▶ LISTED RECORDS:
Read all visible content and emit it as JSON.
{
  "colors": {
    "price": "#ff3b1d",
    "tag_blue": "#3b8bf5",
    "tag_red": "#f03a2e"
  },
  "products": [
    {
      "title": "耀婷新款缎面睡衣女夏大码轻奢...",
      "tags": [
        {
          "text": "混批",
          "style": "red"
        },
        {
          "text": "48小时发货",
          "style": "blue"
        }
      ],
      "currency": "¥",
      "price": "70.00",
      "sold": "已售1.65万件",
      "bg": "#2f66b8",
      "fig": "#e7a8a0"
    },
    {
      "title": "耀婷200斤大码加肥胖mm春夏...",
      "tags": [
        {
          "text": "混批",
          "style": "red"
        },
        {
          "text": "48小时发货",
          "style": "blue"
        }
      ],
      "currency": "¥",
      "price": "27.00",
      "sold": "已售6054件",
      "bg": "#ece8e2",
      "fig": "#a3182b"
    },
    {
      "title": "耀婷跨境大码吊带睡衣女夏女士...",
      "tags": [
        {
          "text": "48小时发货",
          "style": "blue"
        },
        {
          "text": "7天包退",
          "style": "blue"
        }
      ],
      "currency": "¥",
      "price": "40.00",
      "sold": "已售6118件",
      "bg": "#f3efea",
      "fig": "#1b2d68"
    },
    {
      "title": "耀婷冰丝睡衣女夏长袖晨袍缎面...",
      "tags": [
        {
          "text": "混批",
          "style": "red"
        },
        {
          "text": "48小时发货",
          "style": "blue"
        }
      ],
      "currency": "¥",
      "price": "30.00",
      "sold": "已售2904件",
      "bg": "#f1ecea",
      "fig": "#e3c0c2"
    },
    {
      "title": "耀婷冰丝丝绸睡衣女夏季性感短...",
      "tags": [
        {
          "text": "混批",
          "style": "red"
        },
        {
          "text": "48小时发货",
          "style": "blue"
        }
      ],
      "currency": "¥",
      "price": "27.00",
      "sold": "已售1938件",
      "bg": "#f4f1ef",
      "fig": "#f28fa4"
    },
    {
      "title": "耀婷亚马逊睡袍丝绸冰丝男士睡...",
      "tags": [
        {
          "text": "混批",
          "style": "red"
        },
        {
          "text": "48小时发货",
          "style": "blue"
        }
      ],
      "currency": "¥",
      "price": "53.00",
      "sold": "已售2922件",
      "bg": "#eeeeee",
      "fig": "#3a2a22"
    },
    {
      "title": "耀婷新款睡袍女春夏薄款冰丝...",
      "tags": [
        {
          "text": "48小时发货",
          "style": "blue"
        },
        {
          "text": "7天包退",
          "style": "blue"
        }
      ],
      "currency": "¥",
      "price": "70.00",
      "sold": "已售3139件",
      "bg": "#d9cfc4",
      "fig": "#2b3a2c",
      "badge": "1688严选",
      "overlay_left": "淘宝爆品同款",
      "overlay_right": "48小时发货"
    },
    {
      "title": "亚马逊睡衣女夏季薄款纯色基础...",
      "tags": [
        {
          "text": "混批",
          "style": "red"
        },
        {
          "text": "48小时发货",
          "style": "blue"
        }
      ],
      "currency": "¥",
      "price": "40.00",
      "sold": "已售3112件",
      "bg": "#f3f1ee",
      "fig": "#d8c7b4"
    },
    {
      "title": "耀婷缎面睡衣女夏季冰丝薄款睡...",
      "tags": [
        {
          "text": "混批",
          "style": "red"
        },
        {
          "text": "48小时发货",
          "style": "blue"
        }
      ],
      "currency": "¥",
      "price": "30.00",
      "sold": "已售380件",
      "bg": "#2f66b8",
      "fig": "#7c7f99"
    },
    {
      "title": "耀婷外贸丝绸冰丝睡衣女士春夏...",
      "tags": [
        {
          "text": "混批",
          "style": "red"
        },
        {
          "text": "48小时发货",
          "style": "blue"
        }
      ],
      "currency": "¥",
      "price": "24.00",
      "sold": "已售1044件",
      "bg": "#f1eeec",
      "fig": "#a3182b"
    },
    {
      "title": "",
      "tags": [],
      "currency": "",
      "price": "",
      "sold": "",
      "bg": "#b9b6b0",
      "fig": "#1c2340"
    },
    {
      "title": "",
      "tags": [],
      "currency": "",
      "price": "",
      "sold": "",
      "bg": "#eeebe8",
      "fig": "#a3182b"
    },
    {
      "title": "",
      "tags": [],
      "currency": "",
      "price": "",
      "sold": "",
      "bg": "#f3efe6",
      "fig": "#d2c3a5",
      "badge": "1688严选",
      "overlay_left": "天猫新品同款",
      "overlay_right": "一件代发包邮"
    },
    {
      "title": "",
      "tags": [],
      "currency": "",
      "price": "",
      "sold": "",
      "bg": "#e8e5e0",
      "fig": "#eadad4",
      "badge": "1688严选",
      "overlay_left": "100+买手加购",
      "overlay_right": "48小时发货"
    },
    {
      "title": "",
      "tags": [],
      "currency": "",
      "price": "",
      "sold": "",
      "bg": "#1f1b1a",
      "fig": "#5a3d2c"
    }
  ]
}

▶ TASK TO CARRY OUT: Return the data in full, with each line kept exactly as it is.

▶ RESPONSE TO THIS EXERCISE:
Read all visible content and emit it as JSON.
{
  "colors": {
    "price": "#ff3b1d",
    "tag_blue": "#3b8bf5",
    "tag_red": "#f03a2e"
  },
  "products": [
    {
      "title": "耀婷新款缎面睡衣女夏大码轻奢...",
      "tags": [
        {
          "text": "混批",
          "style": "red"
        },
        {
          "text": "48小时发货",
          "style": "blue"
        }
      ],
      "currency": "¥",
      "price": "70.00",
      "sold": "已售1.65万件",
      "bg": "#2f66b8",
      "fig": "#e7a8a0"
    },
    {
      "title": "耀婷200斤大码加肥胖mm春夏...",
      "tags": [
        {
          "text": "混批",
          "style": "red"
        },
        {
          "text": "48小时发货",
          "style": "blue"
        }
      ],
      "currency": "¥",
      "price": "27.00",
      "sold": "已售6054件",
      "bg": "#ece8e2",
      "fig": "#a3182b"
    },
    {
      "title": "耀婷跨境大码吊带睡衣女夏女士...",
      "tags": [
        {
          "text": "48小时发货",
          "style": "blue"
        },
        {
          "text": "7天包退",
          "style": "blue"
        }
      ],
      "currency": "¥",
      "price": "40.00",
      "sold": "已售6118件",
      "bg": "#f3efea",
      "fig": "#1b2d68"
    },
    {
      "title": "耀婷冰丝睡衣女夏长袖晨袍缎面...",
      "tags": [
        {
          "text": "混批",
          "style": "red"
        },
        {
          "text": "48小时发货",
          "style": "blue"
        }
      ],
      "currency": "¥",
      "price": "30.00",
      "sold": "已售2904件",
      "bg": "#f1ecea",
      "fig": "#e3c0c2"
    },
    {
      "title": "耀婷冰丝丝绸睡衣女夏季性感短...",
      "tags": [
        {
          "text": "混批",
          "style": "red"
        },
        {
          "text": "48小时发货",
          "style": "blue"
        }
      ],
      "currency": "¥",
      "price": "27.00",
      "sold": "已售1938件",
      "bg": "#f4f1ef",
      "fig": "#f28fa4"
    },
    {
      "title": "耀婷亚马逊睡袍丝绸冰丝男士睡...",
      "tags": [
        {
          "text": "混批",
          "style": "red"
        },
        {
          "text": "48小时发货",
          "style": "blue"
        }
      ],
      "currency": "¥",
      "price": "53.00",
      "sold": "已售2922件",
      "bg": "#eeeeee",
      "fig": "#3a2a22"
    },
    {
      "title": "耀婷新款睡袍女春夏薄款冰丝...",
      "tags": [
        {
          "text": "48小时发货",
          "style": "blue"
        },
        {
          "text": "7天包退",
          "style": "blue"
        }
      ],
      "currency": "¥",
      "price": "70.00",
      "sold": "已售3139件",
      "bg": "#d9cfc4",
      "fig": "#2b3a2c",
      "badge": "1688严选",
      "overlay_left": "淘宝爆品同款",
      "overlay_right": "48小时发货"
    },
    {
      "title": "亚马逊睡衣女夏季薄款纯色基础...",
      "tags": [
        {
          "text": "混批",
          "style": "red"
        },
        {
          "text": "48小时发货",
          "style": "blue"
        }
      ],
      "currency": "¥",
      "price": "40.00",
      "sold": "已售3112件",
      "bg": "#f3f1ee",
      "fig": "#d8c7b4"
    },
    {
      "title": "耀婷缎面睡衣女夏季冰丝薄款睡...",
      "tags": [
        {
          "text": "混批",
          "style": "red"
        },
        {
          "text": "48小时发货",
          "style": "blue"
        }
      ],
      "currency": "¥",
      "price": "30.00",
      "sold": "已售380件",
      "bg": "#2f66b8",
      "fig": "#7c7f99"
    },
    {
      "title": "耀婷外贸丝绸冰丝睡衣女士春夏...",
      "tags": [
        {
          "text": "混批",
          "style": "red"
        },
        {
          "text": "48小时发货",
          "style": "blue"
        }
      ],
      "currency": "¥",
      "price": "24.00",
      "sold": "已售1044件",
      "bg": "#f1eeec",
      "fig": "#a3182b"
    },
    {
      "title": "",
      "tags": [],
      "currency": "",
      "price": "",
      "sold": "",
      "bg": "#b9b6b0",
      "fig": "#1c2340"
    },
    {
      "title": "",
      "tags": [],
      "currency": "",
      "price": "",
      "sold": "",
      "bg": "#eeebe8",
      "fig": "#a3182b"
    },
    {
      "title": "",
      "tags": [],
      "currency": "",
      "price": "",
      "sold": "",
      "bg": "#f3efe6",
      "fig": "#d2c3a5",
      "badge": "1688严选",
      "overlay_left": "天猫新品同款",
      "overlay_right": "一件代发包邮"
    },
    {
      "title": "",
      "tags": [],
      "currency": "",
      "price": "",
      "sold": "",
      "bg": "#e8e5e0",
      "fig": "#eadad4",
      "badge": "1688严选",
      "overlay_left": "100+买手加购",
      "overlay_right": "48小时发货"
    },
    {
      "title": "",
      "tags": [],
      "currency": "",
      "price": "",
      "sold": "",
      "bg": "#1f1b1a",
      "fig": "#5a3d2c"
    }
  ]
}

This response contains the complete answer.